Lexington has been honored with the Best Communities for Music Education designation from The National Association of Music Merchandisers (NAMM) Foundation for its outstanding commitment to music education. LPS is one of 4% of districts across the nation receiving the prestigious award in 2017.
The Best Communities Music Education designation is awarded to districts that demonstrate outstanding achievement in efforts to provide music access and education to all students.
To qualify for the Best Communities designation, Lexington answered detailed questions about funding, graduation requirements, music class participation, instruction time, facilities, support for the music program, and community music-making programs. Responses were verified with school officials and reviewed by The Music Research Institute at the University of Kansas.
Districts that have been recognized by the NAMM Foundation are often held up as models for other educators looking to boost their own music education programs. This
award recognizes that Lexington is leading the way with music learning opportunities.
Research into music education continues to demonstrate educational/cognitive and social skill benefits for children who make music. In a series of landmark studies by scientists and researchers at Northwestern University, a link was found between students in community music programs and life-long academic success, including higher high school graduation rates and college attendance. In another study from the University it was discovered that the benefits of early exposure to music education improves how the brain processes and assimilates sounds, a trait that lasts well into adulthood.

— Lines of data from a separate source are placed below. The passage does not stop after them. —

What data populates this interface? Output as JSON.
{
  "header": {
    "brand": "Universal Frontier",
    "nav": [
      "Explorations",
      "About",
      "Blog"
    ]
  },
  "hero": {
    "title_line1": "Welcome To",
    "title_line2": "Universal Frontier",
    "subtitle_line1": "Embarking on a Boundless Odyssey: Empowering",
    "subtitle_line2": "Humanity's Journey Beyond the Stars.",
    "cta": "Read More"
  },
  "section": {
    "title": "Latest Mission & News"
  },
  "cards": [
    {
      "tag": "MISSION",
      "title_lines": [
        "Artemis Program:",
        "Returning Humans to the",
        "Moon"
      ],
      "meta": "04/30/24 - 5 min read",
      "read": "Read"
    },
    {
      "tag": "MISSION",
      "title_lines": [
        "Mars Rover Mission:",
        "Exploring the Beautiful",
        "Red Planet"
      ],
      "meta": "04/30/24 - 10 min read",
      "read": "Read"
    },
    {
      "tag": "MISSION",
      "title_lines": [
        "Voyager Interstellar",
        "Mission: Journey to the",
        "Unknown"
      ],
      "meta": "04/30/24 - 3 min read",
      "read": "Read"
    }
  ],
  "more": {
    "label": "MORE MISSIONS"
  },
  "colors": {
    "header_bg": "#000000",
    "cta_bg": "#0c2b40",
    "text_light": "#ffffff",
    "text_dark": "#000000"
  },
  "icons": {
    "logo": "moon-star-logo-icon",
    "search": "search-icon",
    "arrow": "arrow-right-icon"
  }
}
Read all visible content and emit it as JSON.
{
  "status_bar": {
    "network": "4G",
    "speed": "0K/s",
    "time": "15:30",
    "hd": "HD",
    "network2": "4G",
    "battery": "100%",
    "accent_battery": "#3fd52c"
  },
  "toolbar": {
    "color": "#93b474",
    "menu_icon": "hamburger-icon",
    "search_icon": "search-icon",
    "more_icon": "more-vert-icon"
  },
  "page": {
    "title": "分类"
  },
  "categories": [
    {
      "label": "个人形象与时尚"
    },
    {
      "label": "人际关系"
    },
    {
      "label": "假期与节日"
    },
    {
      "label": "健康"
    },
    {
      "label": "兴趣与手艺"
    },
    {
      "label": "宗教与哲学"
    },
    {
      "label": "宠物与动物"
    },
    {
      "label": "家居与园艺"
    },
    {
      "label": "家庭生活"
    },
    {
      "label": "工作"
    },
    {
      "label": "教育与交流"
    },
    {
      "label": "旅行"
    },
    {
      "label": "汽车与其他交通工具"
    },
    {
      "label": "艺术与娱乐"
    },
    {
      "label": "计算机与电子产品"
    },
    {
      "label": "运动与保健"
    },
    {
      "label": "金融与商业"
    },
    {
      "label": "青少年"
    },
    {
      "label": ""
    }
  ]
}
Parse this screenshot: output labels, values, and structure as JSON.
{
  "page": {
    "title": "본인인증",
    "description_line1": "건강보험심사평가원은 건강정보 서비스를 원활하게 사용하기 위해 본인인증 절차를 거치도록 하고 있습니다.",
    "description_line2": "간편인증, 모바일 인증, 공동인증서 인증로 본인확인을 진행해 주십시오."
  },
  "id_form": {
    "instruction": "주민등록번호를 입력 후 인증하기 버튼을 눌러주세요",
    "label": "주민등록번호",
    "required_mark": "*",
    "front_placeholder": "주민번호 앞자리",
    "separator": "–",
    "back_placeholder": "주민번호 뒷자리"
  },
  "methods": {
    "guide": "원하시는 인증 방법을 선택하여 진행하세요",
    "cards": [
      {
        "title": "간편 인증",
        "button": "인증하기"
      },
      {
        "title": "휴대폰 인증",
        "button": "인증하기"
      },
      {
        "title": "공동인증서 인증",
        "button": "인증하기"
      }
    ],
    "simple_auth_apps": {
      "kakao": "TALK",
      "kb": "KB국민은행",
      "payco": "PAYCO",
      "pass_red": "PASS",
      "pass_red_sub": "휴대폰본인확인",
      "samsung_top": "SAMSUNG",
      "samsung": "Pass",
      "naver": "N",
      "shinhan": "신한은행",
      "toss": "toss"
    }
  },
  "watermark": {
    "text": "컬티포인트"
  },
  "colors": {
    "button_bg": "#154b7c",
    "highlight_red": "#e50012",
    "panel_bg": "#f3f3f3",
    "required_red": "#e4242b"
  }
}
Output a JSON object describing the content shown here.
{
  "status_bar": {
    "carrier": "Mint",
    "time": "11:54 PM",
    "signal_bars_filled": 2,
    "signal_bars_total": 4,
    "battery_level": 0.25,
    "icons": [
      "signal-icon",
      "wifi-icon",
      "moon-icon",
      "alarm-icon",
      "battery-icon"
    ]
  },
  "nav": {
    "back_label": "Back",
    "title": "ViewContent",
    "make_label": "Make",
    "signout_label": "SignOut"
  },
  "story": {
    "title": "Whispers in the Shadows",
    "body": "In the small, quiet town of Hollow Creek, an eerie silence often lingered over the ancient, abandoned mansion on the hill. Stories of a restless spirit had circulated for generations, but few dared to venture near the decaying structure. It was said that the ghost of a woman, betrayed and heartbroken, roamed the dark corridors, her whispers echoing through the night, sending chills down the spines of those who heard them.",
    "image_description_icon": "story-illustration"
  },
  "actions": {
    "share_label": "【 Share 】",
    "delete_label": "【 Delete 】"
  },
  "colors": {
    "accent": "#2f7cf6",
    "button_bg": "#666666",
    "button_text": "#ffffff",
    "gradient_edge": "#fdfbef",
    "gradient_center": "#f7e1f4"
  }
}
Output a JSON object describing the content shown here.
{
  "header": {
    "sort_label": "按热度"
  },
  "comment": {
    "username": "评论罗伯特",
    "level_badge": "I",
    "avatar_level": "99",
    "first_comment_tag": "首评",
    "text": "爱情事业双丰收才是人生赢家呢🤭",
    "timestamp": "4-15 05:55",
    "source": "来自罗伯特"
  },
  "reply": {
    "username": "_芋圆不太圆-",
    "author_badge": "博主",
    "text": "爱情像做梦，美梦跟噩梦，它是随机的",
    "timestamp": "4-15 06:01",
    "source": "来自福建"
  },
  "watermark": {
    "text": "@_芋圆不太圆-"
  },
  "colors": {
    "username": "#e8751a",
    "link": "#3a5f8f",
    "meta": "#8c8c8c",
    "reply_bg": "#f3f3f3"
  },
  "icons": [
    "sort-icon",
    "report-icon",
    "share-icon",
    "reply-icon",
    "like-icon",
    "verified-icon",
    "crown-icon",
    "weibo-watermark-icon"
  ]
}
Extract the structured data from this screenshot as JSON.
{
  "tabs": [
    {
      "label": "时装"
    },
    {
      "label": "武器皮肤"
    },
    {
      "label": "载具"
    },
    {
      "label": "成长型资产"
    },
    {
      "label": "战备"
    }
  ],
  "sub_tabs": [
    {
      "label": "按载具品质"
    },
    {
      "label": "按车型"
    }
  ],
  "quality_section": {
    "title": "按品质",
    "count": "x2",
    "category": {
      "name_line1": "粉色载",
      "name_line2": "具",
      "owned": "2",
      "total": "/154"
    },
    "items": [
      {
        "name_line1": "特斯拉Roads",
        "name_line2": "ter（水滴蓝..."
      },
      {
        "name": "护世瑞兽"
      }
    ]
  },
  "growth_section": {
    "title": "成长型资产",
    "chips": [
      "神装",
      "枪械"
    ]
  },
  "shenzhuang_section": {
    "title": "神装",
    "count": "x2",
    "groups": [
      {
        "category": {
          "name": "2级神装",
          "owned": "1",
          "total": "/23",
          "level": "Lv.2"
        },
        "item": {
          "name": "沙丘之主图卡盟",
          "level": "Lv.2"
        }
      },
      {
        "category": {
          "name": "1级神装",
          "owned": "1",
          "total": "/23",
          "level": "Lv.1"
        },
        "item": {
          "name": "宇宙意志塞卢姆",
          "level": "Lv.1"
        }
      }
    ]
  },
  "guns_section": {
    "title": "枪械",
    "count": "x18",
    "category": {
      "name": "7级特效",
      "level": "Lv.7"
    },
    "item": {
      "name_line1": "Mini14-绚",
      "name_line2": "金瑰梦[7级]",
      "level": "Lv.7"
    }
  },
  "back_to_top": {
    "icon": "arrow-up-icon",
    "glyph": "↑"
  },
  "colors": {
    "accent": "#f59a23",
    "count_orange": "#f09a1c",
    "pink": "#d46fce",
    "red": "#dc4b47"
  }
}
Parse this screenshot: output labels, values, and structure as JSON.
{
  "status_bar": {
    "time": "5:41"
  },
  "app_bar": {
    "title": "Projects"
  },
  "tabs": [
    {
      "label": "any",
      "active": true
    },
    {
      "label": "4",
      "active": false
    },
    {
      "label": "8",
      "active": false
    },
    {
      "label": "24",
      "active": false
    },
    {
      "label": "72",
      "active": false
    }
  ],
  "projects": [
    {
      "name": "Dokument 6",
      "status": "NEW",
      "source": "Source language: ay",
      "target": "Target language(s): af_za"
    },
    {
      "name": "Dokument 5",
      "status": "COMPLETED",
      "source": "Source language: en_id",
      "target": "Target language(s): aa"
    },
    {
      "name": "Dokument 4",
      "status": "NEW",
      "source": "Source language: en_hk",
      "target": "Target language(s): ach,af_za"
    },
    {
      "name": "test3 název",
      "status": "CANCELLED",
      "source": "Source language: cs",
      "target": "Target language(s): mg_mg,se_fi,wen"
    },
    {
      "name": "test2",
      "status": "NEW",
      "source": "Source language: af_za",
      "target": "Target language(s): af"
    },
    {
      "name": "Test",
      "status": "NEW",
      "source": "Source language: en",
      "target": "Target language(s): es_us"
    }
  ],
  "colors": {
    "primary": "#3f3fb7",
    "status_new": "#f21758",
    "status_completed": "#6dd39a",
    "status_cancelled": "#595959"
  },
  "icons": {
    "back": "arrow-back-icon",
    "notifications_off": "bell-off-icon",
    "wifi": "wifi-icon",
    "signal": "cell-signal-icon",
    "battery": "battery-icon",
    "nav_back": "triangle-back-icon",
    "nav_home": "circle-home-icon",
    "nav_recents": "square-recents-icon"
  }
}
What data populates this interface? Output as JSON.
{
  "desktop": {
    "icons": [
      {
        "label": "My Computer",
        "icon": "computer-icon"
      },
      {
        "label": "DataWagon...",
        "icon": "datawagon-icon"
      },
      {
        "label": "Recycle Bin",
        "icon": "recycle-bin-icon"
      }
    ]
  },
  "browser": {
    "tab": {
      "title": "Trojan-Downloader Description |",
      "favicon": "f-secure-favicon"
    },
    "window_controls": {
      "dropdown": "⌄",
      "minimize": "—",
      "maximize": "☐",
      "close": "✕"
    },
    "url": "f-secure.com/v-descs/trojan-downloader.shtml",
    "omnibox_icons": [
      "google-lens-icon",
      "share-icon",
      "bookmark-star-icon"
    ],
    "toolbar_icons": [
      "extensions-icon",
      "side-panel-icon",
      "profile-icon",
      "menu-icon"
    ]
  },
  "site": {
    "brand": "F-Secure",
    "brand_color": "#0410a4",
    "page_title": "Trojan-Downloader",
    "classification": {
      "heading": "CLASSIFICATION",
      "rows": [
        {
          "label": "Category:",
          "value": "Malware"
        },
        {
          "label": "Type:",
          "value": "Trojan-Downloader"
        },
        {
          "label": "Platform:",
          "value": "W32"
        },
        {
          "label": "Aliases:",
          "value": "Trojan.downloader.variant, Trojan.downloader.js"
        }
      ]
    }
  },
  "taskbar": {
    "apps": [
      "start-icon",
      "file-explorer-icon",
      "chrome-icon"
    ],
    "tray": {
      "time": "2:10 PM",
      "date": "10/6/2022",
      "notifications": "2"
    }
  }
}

Other studies have indicated that music education lays the foundation for individual excellence in group settings, creative problem solving and flexibility in work situations, as well as learning how to give and receive constructive criticism to excel.